|International Classification||H01R12/72, H01R24/62, H01R12/79, H01R12/50, H05K5/02, H05K7/14, H01R13/33|
|Cooperative Classification||H01R24/62, H01R12/79, H01R12/724, H05K5/0247, H05K7/14|
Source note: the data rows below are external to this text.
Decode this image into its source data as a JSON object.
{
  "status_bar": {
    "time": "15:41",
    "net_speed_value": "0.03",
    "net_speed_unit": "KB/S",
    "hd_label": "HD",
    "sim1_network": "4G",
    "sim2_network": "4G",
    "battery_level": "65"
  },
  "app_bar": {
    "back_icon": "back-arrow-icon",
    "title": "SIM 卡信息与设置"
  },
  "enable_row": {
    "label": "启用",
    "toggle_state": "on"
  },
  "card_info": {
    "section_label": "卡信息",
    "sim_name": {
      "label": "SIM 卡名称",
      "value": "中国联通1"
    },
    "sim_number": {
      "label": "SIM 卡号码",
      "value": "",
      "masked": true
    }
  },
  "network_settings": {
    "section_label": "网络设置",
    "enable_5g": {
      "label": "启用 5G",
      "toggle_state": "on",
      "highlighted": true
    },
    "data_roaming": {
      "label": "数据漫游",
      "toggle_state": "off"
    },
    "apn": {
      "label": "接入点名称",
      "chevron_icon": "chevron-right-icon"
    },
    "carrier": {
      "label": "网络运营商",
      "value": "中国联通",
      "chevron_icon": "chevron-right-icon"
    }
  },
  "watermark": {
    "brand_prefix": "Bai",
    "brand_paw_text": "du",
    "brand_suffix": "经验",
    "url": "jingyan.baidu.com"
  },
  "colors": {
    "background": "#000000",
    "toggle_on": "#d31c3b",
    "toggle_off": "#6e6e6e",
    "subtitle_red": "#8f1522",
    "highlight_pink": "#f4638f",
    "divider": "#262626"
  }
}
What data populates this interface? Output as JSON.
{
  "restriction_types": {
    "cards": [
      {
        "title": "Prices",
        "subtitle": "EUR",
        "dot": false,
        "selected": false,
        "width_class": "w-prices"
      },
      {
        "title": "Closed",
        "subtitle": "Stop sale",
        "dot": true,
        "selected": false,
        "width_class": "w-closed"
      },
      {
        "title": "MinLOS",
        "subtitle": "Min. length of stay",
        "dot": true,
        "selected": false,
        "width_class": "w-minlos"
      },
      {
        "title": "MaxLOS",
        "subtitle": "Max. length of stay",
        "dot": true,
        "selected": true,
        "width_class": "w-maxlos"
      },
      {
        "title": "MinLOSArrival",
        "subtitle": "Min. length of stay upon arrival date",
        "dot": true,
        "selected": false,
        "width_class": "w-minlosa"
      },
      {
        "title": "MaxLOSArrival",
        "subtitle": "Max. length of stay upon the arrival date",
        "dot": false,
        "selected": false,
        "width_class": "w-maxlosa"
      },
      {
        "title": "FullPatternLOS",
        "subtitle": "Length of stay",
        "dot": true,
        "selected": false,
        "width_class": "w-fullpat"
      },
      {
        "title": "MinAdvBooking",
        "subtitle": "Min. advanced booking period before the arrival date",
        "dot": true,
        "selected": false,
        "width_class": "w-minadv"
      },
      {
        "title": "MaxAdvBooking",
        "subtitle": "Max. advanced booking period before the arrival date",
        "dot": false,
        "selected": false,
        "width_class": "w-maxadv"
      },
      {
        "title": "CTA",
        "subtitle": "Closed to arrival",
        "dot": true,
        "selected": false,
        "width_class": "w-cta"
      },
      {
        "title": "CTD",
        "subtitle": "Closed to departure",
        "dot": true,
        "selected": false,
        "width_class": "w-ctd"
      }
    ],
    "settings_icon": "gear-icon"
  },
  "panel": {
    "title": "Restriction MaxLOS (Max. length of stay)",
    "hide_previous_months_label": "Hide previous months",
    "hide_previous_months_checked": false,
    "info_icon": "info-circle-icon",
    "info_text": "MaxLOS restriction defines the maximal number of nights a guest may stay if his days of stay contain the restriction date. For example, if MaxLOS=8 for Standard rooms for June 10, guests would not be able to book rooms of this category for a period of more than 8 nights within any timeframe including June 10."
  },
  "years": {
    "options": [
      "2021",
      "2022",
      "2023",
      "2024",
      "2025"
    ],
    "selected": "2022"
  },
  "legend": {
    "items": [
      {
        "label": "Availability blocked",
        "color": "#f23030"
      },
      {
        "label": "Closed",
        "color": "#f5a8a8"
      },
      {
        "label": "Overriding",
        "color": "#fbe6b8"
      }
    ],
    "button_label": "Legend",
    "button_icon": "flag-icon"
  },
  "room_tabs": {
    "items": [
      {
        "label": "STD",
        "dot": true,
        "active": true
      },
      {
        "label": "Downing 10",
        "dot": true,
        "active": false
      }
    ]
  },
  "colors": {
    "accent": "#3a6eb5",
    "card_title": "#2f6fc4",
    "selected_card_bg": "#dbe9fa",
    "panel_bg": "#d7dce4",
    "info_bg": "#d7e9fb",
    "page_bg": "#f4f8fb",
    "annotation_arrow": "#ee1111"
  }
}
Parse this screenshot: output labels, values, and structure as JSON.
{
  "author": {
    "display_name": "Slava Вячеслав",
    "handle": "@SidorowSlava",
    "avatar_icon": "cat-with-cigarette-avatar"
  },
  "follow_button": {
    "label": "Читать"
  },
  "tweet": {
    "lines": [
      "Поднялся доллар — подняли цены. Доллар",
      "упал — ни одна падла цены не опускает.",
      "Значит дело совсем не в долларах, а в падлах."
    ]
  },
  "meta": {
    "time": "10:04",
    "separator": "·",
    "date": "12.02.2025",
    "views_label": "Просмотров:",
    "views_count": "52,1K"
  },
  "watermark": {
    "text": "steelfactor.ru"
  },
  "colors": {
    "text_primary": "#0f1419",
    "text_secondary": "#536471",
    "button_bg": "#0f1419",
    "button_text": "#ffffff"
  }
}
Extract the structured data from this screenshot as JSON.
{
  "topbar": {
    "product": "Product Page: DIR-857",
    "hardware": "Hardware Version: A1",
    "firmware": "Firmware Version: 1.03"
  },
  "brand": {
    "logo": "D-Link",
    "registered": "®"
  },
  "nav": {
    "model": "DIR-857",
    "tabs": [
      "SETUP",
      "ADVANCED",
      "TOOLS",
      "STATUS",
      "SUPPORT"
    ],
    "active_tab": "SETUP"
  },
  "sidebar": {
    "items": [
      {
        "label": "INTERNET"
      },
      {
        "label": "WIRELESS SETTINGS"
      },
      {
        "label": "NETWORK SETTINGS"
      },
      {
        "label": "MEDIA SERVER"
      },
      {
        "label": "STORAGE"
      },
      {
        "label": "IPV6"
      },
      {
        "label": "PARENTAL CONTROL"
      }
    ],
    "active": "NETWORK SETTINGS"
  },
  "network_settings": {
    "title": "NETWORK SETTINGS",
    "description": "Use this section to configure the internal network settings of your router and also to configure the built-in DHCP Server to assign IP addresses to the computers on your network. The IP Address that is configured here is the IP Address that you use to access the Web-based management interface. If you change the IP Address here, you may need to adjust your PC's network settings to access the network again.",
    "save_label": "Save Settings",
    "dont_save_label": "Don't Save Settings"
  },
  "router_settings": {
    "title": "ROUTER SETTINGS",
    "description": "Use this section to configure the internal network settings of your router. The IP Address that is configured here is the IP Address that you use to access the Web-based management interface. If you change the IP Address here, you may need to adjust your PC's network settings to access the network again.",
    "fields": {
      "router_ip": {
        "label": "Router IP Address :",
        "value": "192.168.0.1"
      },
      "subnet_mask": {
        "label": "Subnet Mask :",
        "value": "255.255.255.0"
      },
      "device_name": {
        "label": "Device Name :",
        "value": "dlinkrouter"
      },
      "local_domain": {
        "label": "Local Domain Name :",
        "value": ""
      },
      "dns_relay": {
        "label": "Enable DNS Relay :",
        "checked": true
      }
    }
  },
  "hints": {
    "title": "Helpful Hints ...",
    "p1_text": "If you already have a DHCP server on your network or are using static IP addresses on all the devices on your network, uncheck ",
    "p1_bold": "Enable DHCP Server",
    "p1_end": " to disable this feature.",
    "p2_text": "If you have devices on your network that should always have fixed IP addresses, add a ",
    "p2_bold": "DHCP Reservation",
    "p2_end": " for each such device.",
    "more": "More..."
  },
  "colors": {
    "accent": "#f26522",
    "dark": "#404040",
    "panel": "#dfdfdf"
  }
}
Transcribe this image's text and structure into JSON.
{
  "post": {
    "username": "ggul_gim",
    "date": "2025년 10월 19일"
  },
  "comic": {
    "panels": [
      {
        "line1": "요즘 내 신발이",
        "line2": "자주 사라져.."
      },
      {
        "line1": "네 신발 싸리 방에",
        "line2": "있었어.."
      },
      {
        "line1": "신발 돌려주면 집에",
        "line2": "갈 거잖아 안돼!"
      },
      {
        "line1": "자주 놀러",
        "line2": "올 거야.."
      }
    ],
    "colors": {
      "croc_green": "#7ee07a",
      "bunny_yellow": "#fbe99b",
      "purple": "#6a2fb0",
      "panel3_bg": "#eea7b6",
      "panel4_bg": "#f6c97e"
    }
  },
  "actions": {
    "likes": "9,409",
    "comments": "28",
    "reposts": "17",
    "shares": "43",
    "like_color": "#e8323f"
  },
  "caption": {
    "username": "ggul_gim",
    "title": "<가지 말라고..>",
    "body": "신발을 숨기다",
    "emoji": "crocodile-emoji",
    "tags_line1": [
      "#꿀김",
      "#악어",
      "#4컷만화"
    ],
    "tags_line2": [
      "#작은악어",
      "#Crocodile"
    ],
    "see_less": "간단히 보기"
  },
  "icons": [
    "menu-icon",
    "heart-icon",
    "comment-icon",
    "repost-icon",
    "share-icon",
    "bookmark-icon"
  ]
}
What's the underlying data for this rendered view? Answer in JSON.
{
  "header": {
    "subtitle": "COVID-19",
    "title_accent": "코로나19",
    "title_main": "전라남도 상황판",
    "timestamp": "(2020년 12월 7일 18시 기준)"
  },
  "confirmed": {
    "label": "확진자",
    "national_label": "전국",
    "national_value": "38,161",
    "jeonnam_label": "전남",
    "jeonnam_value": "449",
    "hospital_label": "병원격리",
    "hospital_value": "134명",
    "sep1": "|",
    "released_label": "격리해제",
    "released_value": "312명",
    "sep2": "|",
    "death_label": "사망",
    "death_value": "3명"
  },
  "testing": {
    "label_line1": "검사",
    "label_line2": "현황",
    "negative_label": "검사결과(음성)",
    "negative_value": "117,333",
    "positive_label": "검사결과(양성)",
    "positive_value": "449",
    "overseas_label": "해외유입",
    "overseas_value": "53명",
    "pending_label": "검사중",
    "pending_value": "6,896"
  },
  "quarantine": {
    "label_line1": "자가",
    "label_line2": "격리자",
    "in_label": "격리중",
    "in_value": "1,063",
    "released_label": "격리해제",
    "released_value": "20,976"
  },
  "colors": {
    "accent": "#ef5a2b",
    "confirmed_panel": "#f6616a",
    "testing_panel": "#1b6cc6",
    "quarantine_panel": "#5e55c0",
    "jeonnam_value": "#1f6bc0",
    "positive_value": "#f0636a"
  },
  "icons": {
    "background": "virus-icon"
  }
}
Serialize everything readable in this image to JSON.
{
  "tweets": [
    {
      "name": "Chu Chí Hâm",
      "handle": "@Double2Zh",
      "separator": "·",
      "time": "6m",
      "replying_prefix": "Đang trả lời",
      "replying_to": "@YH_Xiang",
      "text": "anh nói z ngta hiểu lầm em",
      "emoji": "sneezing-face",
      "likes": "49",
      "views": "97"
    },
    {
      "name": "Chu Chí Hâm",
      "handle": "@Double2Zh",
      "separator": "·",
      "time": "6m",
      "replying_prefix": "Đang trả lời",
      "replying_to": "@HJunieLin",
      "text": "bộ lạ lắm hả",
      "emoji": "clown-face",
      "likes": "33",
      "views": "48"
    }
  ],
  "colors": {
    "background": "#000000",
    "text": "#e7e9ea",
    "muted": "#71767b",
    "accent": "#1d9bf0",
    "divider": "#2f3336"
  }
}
|European Classification||H05K5/02F, H05K7/14, H01R23/02B|